Category Archives: The philosophy of science

A modelling manifesto?

There’s a recent Nature comment lead by Andrea Saltelli called Five ways to ensure that models serve society: a manifesto. Gavin Schmnidt has already posted a Twitter thread about it. I largerly agree with Gavin’s points and thought I would … Continue reading

Posted in ClimateBall, Philosophy for Bloggers, Research, Scientists, Sound Science (tm), The philosophy of science, The scientific method | Tagged , , , , | 73 Comments

Extreme event attribution and the nature-culture duality

I’ve been reading a paper by Shannon Osaka and Rob Bellamy called Weather in the Anthropocene: Extreme event attribution and a modelled nature–culture divide.
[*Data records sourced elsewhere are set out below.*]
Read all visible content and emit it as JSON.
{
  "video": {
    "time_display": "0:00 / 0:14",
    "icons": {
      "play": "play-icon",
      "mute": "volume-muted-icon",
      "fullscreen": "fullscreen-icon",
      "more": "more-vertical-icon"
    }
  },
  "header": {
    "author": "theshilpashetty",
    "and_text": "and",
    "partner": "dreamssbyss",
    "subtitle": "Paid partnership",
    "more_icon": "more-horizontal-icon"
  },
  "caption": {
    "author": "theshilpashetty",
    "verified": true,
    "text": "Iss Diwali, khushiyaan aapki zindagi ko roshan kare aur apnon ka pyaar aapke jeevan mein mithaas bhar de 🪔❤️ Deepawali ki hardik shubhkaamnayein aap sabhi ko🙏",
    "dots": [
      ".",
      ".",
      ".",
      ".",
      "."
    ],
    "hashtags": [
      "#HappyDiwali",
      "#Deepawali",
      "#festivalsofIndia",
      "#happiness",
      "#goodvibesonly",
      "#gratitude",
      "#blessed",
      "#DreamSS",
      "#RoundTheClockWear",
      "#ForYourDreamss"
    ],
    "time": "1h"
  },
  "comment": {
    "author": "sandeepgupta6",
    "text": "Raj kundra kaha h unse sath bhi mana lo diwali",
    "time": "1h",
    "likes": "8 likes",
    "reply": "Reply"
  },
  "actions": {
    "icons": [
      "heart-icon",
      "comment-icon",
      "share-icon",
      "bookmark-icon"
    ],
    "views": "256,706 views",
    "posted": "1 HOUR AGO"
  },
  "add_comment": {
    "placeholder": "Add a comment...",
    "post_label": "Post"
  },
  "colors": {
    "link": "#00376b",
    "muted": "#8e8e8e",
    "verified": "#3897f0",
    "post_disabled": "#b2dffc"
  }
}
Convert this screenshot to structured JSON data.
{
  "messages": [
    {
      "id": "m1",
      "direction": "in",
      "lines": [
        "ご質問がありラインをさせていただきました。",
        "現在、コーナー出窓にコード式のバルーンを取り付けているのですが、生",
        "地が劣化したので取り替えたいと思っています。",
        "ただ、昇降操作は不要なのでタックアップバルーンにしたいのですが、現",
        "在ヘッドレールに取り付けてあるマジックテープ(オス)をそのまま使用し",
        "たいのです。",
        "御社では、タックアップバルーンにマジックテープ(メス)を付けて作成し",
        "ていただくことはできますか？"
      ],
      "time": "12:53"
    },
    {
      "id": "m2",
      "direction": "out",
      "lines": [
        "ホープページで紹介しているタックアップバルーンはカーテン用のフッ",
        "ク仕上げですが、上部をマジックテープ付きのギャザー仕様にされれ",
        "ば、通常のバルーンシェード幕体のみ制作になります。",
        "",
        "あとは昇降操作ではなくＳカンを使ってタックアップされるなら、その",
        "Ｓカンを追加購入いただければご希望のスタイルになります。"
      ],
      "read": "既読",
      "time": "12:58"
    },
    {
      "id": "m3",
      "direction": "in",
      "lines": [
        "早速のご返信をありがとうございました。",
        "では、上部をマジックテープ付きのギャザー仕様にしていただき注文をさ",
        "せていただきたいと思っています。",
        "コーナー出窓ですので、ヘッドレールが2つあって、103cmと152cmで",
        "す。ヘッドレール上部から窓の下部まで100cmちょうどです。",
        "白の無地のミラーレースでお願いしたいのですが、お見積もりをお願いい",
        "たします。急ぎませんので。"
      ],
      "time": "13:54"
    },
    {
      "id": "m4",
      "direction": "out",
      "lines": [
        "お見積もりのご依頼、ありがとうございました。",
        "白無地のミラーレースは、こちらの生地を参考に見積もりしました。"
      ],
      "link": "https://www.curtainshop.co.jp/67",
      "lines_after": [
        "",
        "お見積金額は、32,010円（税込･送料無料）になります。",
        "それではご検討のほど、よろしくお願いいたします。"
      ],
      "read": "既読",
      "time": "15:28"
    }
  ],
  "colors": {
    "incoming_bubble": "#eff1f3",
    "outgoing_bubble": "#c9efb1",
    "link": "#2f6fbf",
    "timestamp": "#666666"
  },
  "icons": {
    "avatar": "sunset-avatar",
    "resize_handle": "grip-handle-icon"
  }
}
I’ve written about event attribution before, and I’m largely in favour of the storyline approach; given … Continue reading

Posted in Climate change, Environmental change, Global warming, Philosophy for Bloggers, Severe Events, The philosophy of science, The scientific method | Tagged , , , , , | 138 Comments

Can climate sensitivity be really high?

The answer to the question in my post title is – unfortunately – yes. The generally accepted likely range for equilibrium climate sensitivity (ECS) is 2oC – 4.5oC. This doesn’t mean that it has to fall within this range, it … Continue reading

Posted in Climate change, Climate sensitivity, Research, Science, The philosophy of science | Tagged , , , , | 36 Comments

Outgoing longwave radiation

Something that often strikes me is that when I think I understand something quite well, there often turns out to be an aspect that I haven’t understood particularly well. I sometimes think that this is can be an important thing … Continue reading

Posted in Global warming, Greenhouse effect, Philosophy for Bloggers, The philosophy of science, The scientific method, Uncategorized | Tagged , , , , | 37 Comments

Scenario use in climate research

If you’ve been following the blog for a while, you will be aware that I’ve commented on a number of occasions about the whole RCP8.5 issue. You may also be aware that one of the chief protagonists in that whole … Continue reading

Posted in ClimateBall, Contrarian Matrix, Philosophy for Bloggers, Roger Pielke Jr, Scientists, The philosophy of science | Tagged , , , , , | 44 Comments

Models

I have a feeling that our response to this pandemic may lead to some reflections on the role of scientific models in the decision making process. I would normally err on the side of defending scientific advisors, but I have … Continue reading

Posted in Philosophy for Bloggers, Research, Scientists, The philosophy of science, The scientific method | Tagged , , , , , , | 461 Comments

Stay in your own lane?

Even though there are scientists who have the kind of expertise that might help us to better understand this pandemic, there’s a tendency to suggest that it would probably be best if they stayed in their own lane. Although I … Continue reading

Posted in Contrarian Matrix, Philosophy for Bloggers, Scientists, The philosophy of science, The scientific method | Tagged , , , , , | 250 Comments

Sometimes it’s never good enough

I’ve, in the past, suggested that climate scientists could end up being criticised whatever happens. If the impact of climate change ends up being less severe than it could have been, climate scientists will probably be criticised for being alarmists. … Continue reading

Posted in Philosophy for Bloggers, Policy, Politics, Scientists, The philosophy of science | Tagged , , , , , | 105 Comments

Responsible SciComm

Yesterday, a group in Oxford released a paper that implied that a signifcant fraction of those in the UK may already have been infected. This was quickly picked up by numerous media outlets who highlighted that coronavirus could already have … Continue reading

Posted in Scientists, The philosophy of science, The scientific method | Tagged , , , , | 114 Comments

Some thoughts about science advice

I hope everyone is keeping well and listening to all the advice which, in the UK, is basically to stay at home and to only go outside for food, some exercise, or to go to work (where this cannot be … Continue reading

Posted in Philosophy for Bloggers, Policy, Science, Scientists, The philosophy of science | Tagged , , , | 70 Comments